→ Exercise:
Filter this material down to the lines that contain the string "will", and return those lines.

→ Data:
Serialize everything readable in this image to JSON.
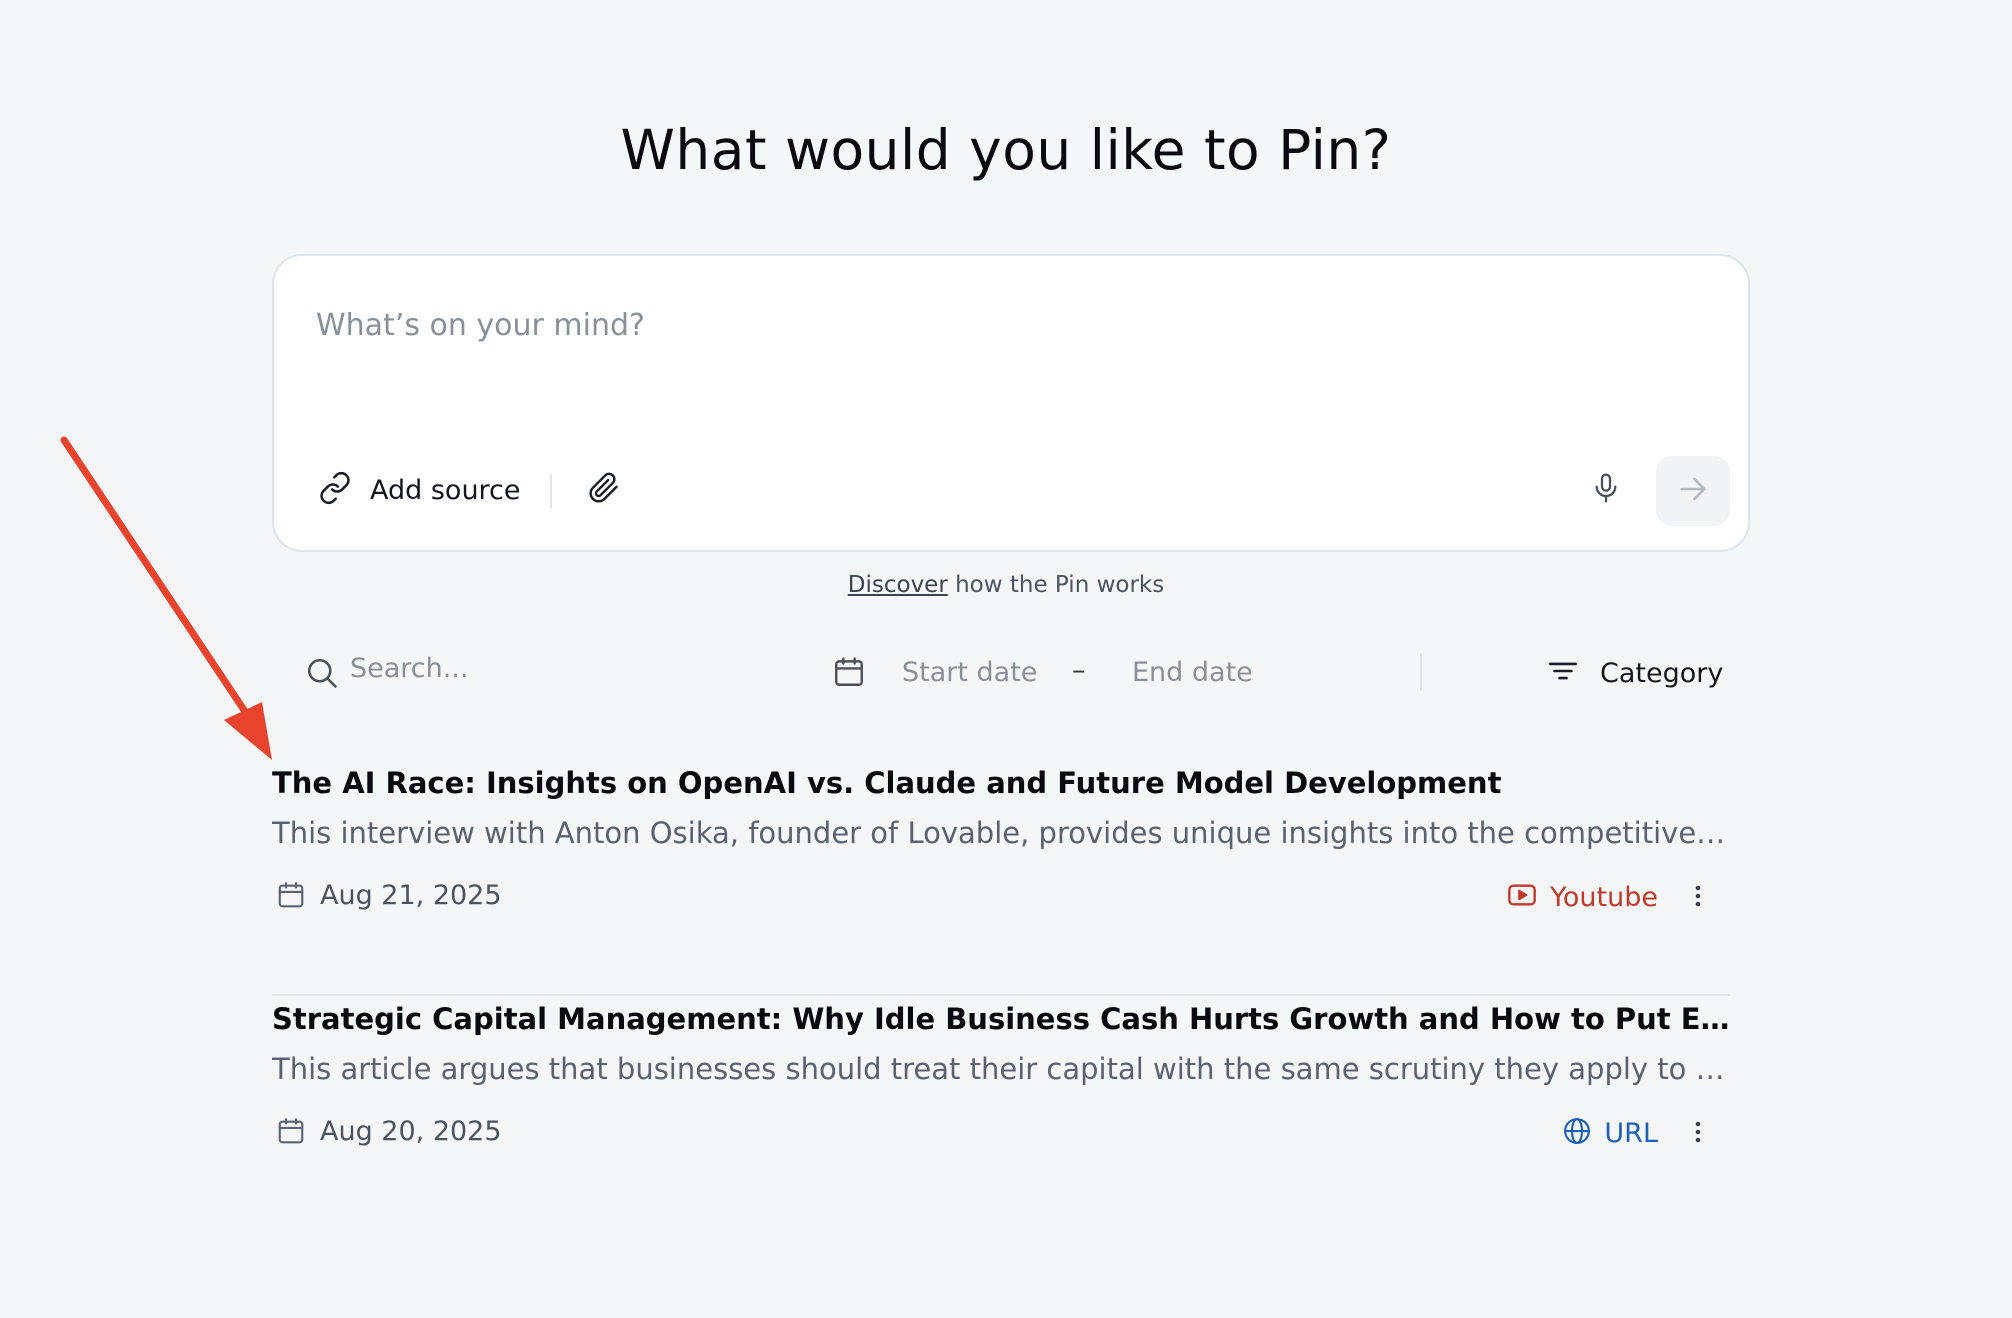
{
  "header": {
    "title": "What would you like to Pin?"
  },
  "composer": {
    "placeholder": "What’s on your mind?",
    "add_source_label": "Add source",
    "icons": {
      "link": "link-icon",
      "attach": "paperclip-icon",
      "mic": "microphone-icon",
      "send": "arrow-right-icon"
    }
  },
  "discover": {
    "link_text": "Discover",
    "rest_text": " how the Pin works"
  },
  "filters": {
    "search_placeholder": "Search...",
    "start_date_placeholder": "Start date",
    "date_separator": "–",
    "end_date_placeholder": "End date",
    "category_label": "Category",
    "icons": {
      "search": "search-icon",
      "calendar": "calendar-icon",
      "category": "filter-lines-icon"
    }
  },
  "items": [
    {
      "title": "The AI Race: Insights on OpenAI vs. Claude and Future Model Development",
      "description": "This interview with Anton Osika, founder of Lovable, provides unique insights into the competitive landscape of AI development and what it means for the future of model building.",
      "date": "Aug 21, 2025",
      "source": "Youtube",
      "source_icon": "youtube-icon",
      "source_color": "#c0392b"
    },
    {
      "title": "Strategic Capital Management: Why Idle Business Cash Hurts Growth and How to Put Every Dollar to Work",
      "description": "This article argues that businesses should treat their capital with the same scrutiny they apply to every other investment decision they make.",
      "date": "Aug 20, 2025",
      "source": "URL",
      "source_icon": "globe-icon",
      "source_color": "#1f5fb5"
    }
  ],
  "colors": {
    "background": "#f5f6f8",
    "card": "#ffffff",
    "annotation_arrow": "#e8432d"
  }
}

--

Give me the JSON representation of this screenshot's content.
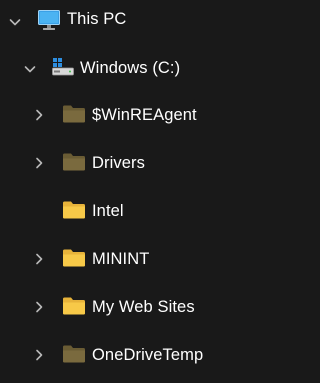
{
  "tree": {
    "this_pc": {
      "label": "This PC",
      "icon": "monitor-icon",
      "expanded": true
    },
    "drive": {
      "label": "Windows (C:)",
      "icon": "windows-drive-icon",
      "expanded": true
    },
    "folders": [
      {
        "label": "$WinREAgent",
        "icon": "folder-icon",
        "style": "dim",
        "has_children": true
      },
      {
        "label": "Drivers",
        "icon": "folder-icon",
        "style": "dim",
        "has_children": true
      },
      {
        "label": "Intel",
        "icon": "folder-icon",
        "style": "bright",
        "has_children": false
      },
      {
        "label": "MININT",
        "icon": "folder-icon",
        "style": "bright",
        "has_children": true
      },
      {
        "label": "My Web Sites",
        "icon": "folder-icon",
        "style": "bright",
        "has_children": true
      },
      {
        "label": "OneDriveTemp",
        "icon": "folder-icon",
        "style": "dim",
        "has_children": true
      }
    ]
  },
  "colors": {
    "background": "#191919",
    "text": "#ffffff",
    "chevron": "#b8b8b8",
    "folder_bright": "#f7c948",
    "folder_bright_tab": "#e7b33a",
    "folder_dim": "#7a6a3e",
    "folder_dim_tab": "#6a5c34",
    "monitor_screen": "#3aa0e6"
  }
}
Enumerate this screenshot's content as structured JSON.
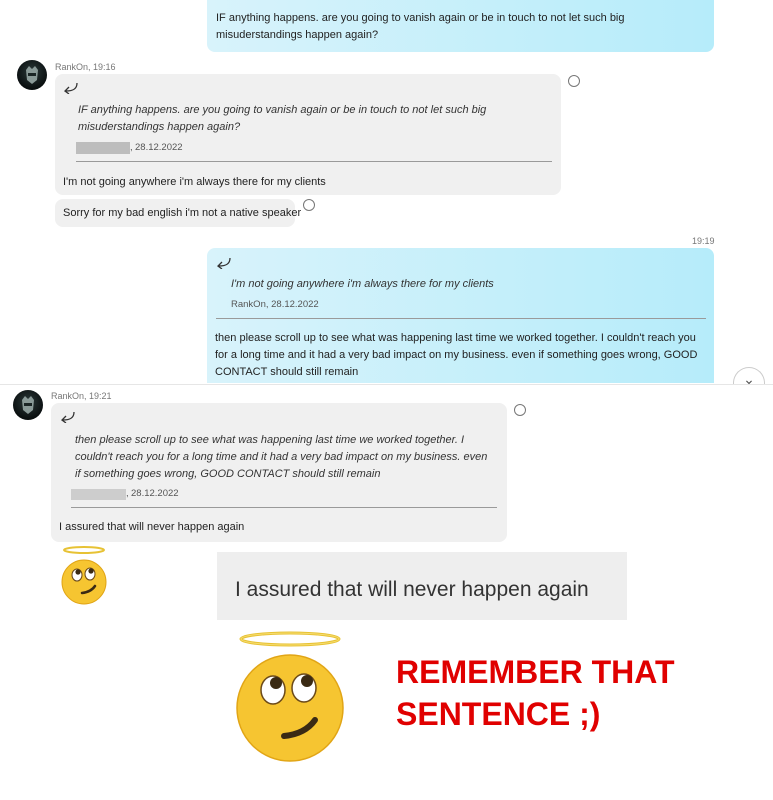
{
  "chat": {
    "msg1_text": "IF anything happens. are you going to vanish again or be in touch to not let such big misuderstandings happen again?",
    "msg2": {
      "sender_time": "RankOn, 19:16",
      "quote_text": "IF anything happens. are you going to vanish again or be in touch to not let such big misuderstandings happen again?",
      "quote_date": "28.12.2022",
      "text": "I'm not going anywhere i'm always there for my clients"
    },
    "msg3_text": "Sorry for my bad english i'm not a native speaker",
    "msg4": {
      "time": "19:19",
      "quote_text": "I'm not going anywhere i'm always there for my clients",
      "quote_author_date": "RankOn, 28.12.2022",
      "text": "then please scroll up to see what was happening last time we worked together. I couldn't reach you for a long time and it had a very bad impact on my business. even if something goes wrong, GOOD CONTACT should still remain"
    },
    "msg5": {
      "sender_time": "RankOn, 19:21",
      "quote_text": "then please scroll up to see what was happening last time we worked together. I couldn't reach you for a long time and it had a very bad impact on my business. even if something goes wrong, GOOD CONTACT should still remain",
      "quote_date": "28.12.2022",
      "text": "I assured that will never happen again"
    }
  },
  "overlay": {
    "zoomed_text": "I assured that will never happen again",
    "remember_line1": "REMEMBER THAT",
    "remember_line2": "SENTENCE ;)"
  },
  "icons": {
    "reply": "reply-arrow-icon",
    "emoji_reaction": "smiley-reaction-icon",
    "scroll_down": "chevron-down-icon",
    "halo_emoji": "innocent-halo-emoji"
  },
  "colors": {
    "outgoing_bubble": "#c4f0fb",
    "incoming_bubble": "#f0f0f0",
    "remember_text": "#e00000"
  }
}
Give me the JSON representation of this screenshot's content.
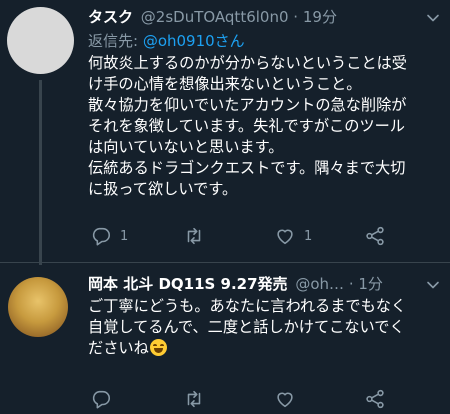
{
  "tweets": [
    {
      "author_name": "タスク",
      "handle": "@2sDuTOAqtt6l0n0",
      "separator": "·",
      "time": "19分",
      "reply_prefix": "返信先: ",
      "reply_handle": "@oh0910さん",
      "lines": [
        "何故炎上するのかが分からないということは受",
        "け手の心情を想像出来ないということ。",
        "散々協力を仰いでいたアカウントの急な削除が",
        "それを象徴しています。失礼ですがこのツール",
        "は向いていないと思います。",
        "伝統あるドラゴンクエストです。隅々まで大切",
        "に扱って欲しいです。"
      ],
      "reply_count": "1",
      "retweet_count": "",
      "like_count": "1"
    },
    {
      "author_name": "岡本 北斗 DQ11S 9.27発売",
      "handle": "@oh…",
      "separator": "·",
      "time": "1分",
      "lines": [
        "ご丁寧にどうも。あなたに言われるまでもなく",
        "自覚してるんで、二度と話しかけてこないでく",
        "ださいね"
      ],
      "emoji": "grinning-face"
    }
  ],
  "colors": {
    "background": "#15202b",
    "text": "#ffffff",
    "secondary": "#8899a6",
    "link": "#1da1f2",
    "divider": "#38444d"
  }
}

→ Result for this exercise:
      "text": "I assured that will never happen again"
    "zoomed_text": "I assured that will never happen again",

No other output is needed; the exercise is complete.